This refreshing take on the women who were murdered by Jack the Ripper offers new insight into their lives while highlighting the striking inaccuracies in the handling of their deaths.
Polly, Annie, Elizabeth, Catherine and Mary-Jane. Five women who never met each other had one thing in common: the fact they were all murdered in 1888 by the same person – a name which still continues to fascinate as to who his identity really was: Jack the Ripper.
But this fascinating and highly detailed book by Hallie Rubenhold doesn’t focus on the manner of these women’s deaths but how they lived from birth to death, while clarifying some of the inaccuracies surrounding the fact they were all prostitutes which is why Jack the Ripper committed his horrendous crimes.
Taking the reader through each of these women’s lives, it is a book filled with heartbreaking tragedy as each of them struggled with poverty, homelessness, alcoholism and abusive relationships that was a common occurrence for many people of the era – particularly for the working class. But on a wider scale, The Five also examines society at the time offering a sympathetic if grim focus of just how appalling the quality of life was for many people of that time.
Written with style, grace and immense detail, Rubenhold highlights just how much these women suffered and were so easily dismissed by the men investigating their deaths and the factual inaccuracies reported by the newspapers that makes the reader feel angry on the behalf of Polly,Annie, Elizabeth, Catherine and Mary-Jane.
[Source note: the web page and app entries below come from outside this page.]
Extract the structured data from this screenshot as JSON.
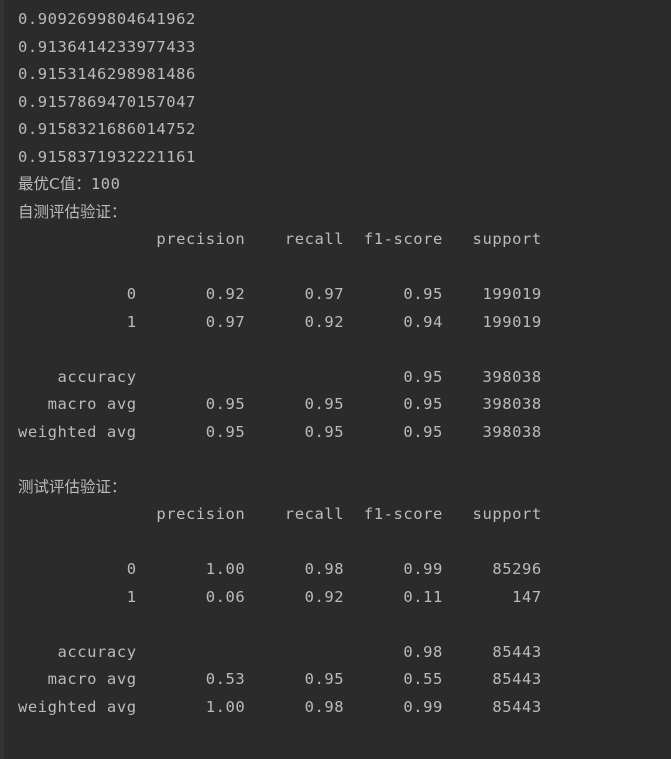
{
  "console": {
    "clipped_top_line": "",
    "iteration_scores": [
      "0.9092699804641962",
      "0.9136414233977433",
      "0.9153146298981486",
      "0.9157869470157047",
      "0.9158321686014752",
      "0.9158371932221161"
    ],
    "best_c_label": "最优C值：",
    "best_c_value": "100",
    "self_eval": {
      "title": "自测评估验证：",
      "header": "              precision    recall  f1-score   support",
      "rows": [
        "           0       0.92      0.97      0.95    199019",
        "           1       0.97      0.92      0.94    199019",
        "    accuracy                           0.95    398038",
        "   macro avg       0.95      0.95      0.95    398038",
        "weighted avg       0.95      0.95      0.95    398038"
      ]
    },
    "test_eval": {
      "title": "测试评估验证：",
      "header": "              precision    recall  f1-score   support",
      "rows": [
        "           0       1.00      0.98      0.99     85296",
        "           1       0.06      0.92      0.11       147",
        "    accuracy                           0.98     85443",
        "   macro avg       0.53      0.95      0.55     85443",
        "weighted avg       1.00      0.98      0.99     85443"
      ]
    },
    "colors": {
      "background": "#2b2b2b",
      "text": "#bbbbbb",
      "gutter": "#313335"
    }
  }
}
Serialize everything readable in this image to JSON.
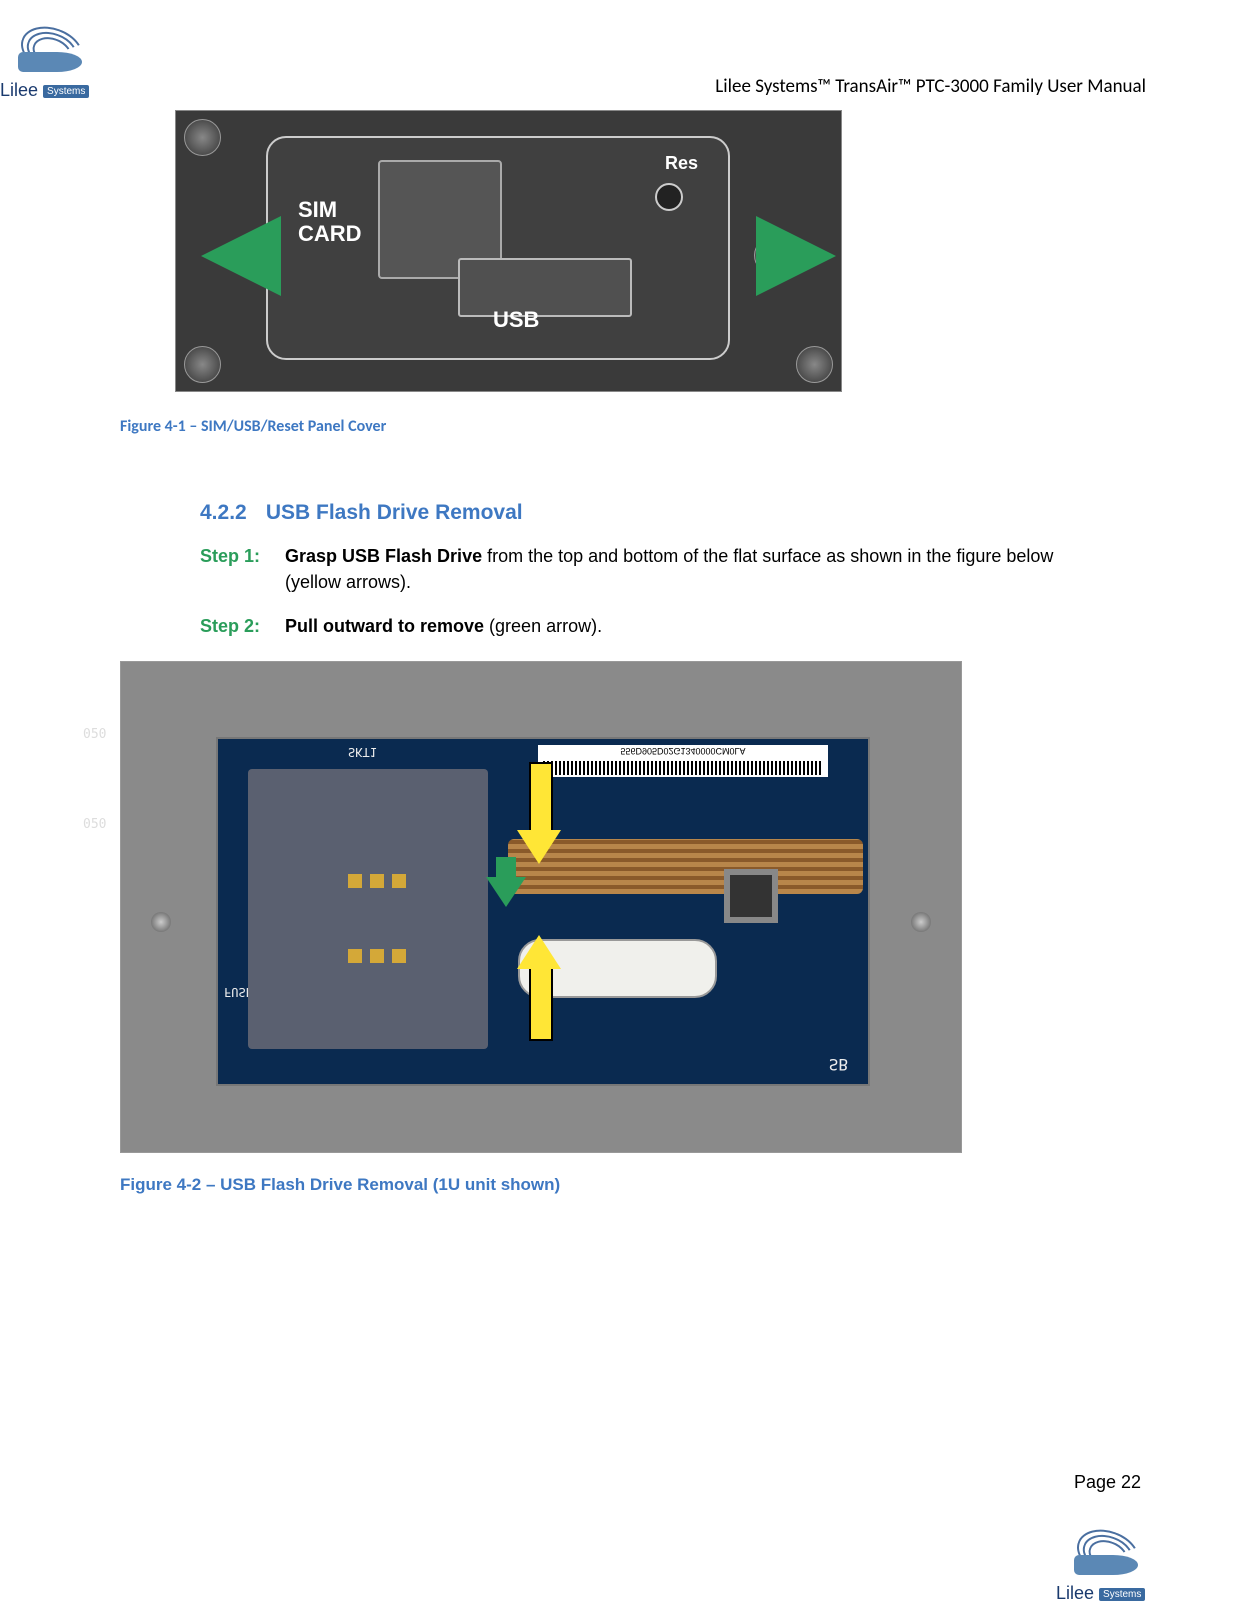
{
  "header": {
    "title": "Lilee Systems™ TransAir™ PTC-3000 Family User Manual",
    "logo_text": "Lilee",
    "logo_badge": "Systems"
  },
  "figure1": {
    "caption": "Figure 4-1 – SIM/USB/Reset Panel Cover",
    "labels": {
      "sim": "SIM\nCARD",
      "usb": "USB",
      "reset": "Res"
    }
  },
  "section": {
    "number": "4.2.2",
    "title": "USB Flash Drive Removal"
  },
  "steps": [
    {
      "label": "Step 1:",
      "bold": "Grasp USB Flash Drive",
      "rest": " from the top and bottom of the flat surface as shown in the figure below (yellow arrows)."
    },
    {
      "label": "Step 2:",
      "bold": "Pull outward to remove",
      "rest": " (green arrow)."
    }
  ],
  "figure2": {
    "caption": "Figure 4-2 – USB Flash Drive Removal (1U unit shown)",
    "pcb_labels": {
      "skt": "SKT1",
      "d050": "050",
      "fuse": "FUSE",
      "sb": "SB",
      "barcode_text": "556D905D02G1340000CM0LA"
    }
  },
  "footer": {
    "page": "Page 22",
    "logo_text": "Lilee",
    "logo_badge": "Systems"
  }
}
The way in which they each felt like they had no other option but to wonder the street aimlessly when there were actual other ways in which they could have lived their lives is utterly tragic to read about.
But Rubenhold also quite rightly points out that our ongoing fascination with Jack the Ripper is wrong on so many levels but particularly as she says in the conclusion “by embracing him we embrace the set of values that surrounded him in 1888 which teaches women they are of a lesser value and can be expected to be dishonoured and abused.” A powerful message to finish a powerful read on. It is enough to make you question just why Jack the Ripper is still so fascinating when his victims are literally more or less dismissed in the story as just being “prostitutes” which could have a variety of meanings as once again Rubenhold points out.
Overall, it is a powerful and important read that offers new depth to a mystery that will never be solved. But by giving the women at the centre of the Jack the Ripper case a chance to be recognised and their stories given new life, perhaps it will make those fascinated with the case a reason to pause and think again with clearer judgement about these victims.
By Emma Clarendon
The Five: The Untold Lives of the Women Killed by Jack the Ripper is available now.